## Your objective
Repeat each entry in full, exactly.
----- Task input
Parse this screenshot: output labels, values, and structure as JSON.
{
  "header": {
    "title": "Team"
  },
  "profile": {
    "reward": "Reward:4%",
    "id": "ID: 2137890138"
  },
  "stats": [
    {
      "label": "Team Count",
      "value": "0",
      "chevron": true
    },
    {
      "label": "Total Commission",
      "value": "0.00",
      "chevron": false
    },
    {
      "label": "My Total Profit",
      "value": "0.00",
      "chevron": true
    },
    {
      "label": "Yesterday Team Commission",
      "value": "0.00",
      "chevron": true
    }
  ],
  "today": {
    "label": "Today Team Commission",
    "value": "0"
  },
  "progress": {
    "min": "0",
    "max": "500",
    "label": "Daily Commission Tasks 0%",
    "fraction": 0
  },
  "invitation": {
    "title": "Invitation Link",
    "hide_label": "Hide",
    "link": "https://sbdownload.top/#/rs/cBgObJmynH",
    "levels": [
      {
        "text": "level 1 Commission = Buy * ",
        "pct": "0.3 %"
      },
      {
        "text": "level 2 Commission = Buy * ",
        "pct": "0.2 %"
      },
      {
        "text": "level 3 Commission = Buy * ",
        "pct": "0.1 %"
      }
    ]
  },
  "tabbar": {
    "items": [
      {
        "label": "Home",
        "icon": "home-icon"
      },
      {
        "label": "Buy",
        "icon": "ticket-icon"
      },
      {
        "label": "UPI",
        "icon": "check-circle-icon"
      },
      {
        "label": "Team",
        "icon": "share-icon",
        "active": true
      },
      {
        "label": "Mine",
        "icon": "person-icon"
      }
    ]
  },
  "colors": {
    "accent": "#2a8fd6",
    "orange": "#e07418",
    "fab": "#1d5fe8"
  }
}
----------
## Task output
Parse this screenshot: output labels, values, and structure as JSON.
{
  "header": {
    "title": "Team"
  },
  "profile": {
    "reward": "Reward:4%",
    "id": "ID: 2137890138"
  },
  "stats": [
    {
      "label": "Team Count",
      "value": "0",
      "chevron": true
    },
    {
      "label": "Total Commission",
      "value": "0.00",
      "chevron": false
    },
    {
      "label": "My Total Profit",
      "value": "0.00",
      "chevron": true
    },
    {
      "label": "Yesterday Team Commission",
      "value": "0.00",
      "chevron": true
    }
  ],
  "today": {
    "label": "Today Team Commission",
    "value": "0"
  },
  "progress": {
    "min": "0",
    "max": "500",
    "label": "Daily Commission Tasks 0%",
    "fraction": 0
  },
  "invitation": {
    "title": "Invitation Link",
    "hide_label": "Hide",
    "link": "https://sbdownload.top/#/rs/cBgObJmynH",
    "levels": [
      {
        "text": "level 1 Commission = Buy * ",
        "pct": "0.3 %"
      },
      {
        "text": "level 2 Commission = Buy * ",
        "pct": "0.2 %"
      },
      {
        "text": "level 3 Commission = Buy * ",
        "pct": "0.1 %"
      }
    ]
  },
  "tabbar": {
    "items": [
      {
        "label": "Home",
        "icon": "home-icon"
      },
      {
        "label": "Buy",
        "icon": "ticket-icon"
      },
      {
        "label": "UPI",
        "icon": "check-circle-icon"
      },
      {
        "label": "Team",
        "icon": "share-icon",
        "active": true
      },
      {
        "label": "Mine",
        "icon": "person-icon"
      }
    ]
  },
  "colors": {
    "accent": "#2a8fd6",
    "orange": "#e07418",
    "fab": "#1d5fe8"
  }
}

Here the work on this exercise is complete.